A boy at Ganden, which is home to a 15th-century monastery. Picture James Elam.
Yak's butter mixed with boiling water and salt. It sounds disgusting, but it's strange how tastes can change at 5000 metres above sea level.
My first encounter with the scalding, mustard-coloured tea concoction wasn't pleasant. The Tibetan nomad in Lhasa's downtown markets had a smirk on his weather-beaten face as he handed me the greasy enamel cup. After one sip I quickly made my excuses, imagining him gleefully recounting the incident that night around the campfire.
Like Vegemite, it's something you have to grow up with to truly appreciate. Or so I thought until I met the old hermit living in a cave in the mountains above the Kyi-Chu valley.

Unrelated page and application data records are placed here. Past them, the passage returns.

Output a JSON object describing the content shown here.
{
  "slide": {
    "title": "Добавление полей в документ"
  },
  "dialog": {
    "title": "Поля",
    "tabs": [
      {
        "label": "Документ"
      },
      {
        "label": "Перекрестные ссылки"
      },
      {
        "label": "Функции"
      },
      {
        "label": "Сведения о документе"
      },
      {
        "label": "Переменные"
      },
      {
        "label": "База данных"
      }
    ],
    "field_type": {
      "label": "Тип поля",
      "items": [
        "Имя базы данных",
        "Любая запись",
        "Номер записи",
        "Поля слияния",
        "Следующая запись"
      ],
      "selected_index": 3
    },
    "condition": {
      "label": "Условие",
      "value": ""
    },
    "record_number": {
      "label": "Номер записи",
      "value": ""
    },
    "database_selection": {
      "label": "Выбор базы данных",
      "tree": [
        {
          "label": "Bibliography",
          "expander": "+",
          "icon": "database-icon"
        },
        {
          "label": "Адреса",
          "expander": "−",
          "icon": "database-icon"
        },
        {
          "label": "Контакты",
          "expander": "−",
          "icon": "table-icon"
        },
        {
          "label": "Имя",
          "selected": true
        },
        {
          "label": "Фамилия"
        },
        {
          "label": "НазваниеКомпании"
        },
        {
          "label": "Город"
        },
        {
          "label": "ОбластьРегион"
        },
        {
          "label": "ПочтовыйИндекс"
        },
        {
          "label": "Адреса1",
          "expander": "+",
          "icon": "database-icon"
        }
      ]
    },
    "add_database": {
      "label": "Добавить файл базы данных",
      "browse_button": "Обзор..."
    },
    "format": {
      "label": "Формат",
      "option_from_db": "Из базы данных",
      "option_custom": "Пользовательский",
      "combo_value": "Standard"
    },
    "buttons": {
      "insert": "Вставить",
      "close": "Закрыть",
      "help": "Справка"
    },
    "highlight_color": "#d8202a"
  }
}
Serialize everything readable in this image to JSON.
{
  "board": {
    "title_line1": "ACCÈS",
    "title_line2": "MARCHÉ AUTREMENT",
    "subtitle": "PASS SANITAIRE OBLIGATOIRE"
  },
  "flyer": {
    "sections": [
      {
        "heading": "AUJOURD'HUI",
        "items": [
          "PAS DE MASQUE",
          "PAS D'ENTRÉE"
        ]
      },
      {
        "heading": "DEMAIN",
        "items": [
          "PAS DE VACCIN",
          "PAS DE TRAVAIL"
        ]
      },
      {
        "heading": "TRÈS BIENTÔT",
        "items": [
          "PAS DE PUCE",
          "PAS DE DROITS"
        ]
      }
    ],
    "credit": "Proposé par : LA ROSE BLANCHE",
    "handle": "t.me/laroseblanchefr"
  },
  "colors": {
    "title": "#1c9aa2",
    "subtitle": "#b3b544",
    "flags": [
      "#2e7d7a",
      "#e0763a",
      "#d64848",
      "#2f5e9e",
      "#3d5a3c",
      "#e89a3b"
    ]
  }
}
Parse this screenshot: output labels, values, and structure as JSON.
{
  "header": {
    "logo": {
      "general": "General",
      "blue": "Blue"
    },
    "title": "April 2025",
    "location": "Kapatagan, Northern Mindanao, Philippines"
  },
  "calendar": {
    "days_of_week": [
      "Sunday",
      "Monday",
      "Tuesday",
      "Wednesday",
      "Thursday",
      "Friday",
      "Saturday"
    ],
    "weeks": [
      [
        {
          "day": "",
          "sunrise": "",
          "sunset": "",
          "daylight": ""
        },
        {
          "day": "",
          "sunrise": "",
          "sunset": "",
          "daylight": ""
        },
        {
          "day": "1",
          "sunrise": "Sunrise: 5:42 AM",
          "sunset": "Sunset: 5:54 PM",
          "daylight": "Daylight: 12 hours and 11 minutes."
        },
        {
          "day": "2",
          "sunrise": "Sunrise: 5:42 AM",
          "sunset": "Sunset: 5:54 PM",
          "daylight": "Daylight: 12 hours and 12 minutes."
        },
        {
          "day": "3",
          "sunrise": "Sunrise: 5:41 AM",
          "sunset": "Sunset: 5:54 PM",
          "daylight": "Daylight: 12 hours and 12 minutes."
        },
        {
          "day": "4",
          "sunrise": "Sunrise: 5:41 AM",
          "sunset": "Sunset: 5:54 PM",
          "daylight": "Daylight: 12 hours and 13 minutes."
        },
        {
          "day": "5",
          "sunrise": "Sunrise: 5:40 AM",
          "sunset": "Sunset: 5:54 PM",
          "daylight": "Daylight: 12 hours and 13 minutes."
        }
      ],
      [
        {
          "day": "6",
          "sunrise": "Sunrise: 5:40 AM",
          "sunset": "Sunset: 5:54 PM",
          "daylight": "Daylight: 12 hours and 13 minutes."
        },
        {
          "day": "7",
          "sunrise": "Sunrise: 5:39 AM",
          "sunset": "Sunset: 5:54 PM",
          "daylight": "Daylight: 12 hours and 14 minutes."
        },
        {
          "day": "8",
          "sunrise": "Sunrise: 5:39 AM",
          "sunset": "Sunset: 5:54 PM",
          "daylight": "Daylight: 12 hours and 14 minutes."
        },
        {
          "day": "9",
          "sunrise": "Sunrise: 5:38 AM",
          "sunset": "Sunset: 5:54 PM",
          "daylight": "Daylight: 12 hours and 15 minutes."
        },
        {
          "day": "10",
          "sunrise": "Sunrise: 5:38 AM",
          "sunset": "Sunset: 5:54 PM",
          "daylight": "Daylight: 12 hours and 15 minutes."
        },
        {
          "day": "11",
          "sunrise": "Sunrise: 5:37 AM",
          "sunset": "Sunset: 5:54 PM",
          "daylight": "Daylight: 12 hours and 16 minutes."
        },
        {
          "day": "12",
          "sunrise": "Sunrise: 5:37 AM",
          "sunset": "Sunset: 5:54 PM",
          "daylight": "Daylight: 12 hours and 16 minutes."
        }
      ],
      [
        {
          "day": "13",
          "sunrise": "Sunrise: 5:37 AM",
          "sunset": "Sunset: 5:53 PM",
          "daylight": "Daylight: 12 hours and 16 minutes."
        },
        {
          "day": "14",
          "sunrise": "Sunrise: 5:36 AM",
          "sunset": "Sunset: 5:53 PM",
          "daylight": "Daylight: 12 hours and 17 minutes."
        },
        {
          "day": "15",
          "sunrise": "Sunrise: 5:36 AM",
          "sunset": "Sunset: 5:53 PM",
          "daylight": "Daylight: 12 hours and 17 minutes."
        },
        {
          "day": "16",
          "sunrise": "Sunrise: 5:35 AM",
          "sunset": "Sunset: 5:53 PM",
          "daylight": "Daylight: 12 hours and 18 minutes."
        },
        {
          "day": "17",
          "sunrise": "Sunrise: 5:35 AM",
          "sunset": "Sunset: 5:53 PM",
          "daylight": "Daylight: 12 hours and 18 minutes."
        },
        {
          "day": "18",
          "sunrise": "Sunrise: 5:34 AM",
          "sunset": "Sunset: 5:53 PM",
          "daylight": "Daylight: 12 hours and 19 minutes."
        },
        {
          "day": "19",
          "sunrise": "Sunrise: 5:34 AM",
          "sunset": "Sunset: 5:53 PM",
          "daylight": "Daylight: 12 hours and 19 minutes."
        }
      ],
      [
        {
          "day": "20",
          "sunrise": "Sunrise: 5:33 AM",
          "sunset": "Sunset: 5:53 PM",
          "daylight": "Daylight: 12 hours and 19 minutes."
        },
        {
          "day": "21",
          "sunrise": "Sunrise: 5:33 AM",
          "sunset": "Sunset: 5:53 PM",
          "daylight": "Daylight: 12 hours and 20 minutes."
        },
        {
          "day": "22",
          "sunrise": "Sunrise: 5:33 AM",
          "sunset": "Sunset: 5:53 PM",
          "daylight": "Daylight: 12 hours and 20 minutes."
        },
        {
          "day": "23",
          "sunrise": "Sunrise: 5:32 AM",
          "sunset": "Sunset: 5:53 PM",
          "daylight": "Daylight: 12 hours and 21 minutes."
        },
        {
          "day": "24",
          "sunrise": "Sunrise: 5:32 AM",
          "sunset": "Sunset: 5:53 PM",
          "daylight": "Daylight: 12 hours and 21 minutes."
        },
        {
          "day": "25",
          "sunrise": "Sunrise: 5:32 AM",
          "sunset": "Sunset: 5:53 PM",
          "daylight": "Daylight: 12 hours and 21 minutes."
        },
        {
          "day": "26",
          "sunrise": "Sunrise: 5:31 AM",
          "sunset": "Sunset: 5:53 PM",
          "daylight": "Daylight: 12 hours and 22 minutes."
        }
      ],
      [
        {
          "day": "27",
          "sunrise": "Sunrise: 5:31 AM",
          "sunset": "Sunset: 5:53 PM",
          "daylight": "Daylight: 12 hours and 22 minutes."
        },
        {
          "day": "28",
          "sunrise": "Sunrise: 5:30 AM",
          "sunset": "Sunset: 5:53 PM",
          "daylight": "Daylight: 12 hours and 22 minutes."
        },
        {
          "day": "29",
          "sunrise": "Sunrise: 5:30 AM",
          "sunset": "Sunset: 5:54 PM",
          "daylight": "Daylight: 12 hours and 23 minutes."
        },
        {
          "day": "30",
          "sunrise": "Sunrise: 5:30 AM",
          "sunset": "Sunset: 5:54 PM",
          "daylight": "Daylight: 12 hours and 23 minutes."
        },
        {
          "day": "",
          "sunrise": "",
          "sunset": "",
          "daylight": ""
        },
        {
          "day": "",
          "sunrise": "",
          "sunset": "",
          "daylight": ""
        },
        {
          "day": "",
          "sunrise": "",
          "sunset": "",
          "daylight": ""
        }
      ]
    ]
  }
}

He was hard enough to find. Seven hours in a cramped Chinese minibus, a two-hour ferry ride across the turquoise Brahmaputra river, an overnight stop in the remote Samye monastery, and finally an exhausting six-hour hike to the highest place I'd ever been on earth.
The old man sat motionless as we trudged the last few steps to his cave. The long uphill walk had taken its toll; it was several minutes before we had enough breath to attempt conversation. He seemed in no hurry, watching us closely without speaking. My companion tried to introduce us in broken Chinese, but the hermit merely held up his hand to indicate that he did not understand, and beckoned us inside his cave.
Inside the air was thick with the sweet-smelling green herbs that burn in clay urns all over Tibet. Adjusting to the darkness, I could make out a clutter of Buddhist artefacts mixed with meagre household effects.
Gold statues and elaborately decorated prayer wheels competed for space with battered tin cups and an ancient Chinese kerosene stove. Colourful prayer flags draped the walls. A row of yak-butter candles slowly burning on a rocky ledge was the only source of light.
We sat cross-legged, facing the old man, as he brought out an ornate wooden cylinder and filled it with boiling water from the stove. To this he added several large knobs of yak butter and a pinch of salt, producing ingredients from invisible niches in the rock. Stirring it slowly with a long wooden pole, he poured two cups and offered them to us.
We braced ourselves for an unpleasant experience, determined not to offend the kindly hermit. Taking a large gulp so as not to prolong the agony, I was surprised to find the salty liquid going down rather well. Just the thing after hours hiking through the thin air and sub-zero temperatures.
After two cups of the stuff, soaked up with a bowl of tsampa, or raw barley flour, I felt I was beginning to understand these gentle people. Few Chinese Red Guards would bother to venture up as far as this mountain; indeed we'd seen none all day. This old lama had probably lived up here for the past 50 years, far removed from the effects of the Chinese occupation of Tibet. I could even imagine his ancestors living in the same cave, happily eating the same simple meal.
It occurred to me that I should offer him something in return. Tibetan Buddhist tradition says to present lamas with a khata, or ceremonial white silk scarf. Sadly, I was fresh out of khatas, but then another idea struck me.
In Kathmandu, I had stocked up with a few postcards of the Dalai Lama, having read that these were outlawed in Chinese Tibet and that many Tibetans had never seen a recent portrait of their still-beloved spiritual leader.
I fished around inside my daypack, came up with a rather dog-eared portrait, and presented it to the old man. The look on his face showed he knew immediately who it was. Slowly, he pointed to the picture, to his own eyes, then to me.
I took this as asking me if I'd seen His Holiness in person. Having once attended one of the Dalai Lama's lectures in Melbourne, I nodded. The old man fixed me with a clear gaze, and I detected the merest hint of envy in his eyes.
Back in Lhasa, I couldn't reacquire the taste for yak-butter tea and tsampa. Strolling around the streets of the capital, with its curious mix of run-down Tibetan houses and garish Chinese military architecture, I knew I'd received something more permanent and substantial from the experience. I'd been privileged enough to get a glimpse of what the real Tibet was like 60 years ago, when it was still the fabled forbidden kingdom.FAST FACTS
Getting there: Flights to Gongkar airport, about 100 kilometres from Lhasa, depart from Kathmandu, Chengdu and Kunming. See travel agents.
Visa requirements: You'll need a visa to visit China. See http://www.chinaembassy.org.au
Currency: $A1 equals about 5.5 Chinese yuan renminbi.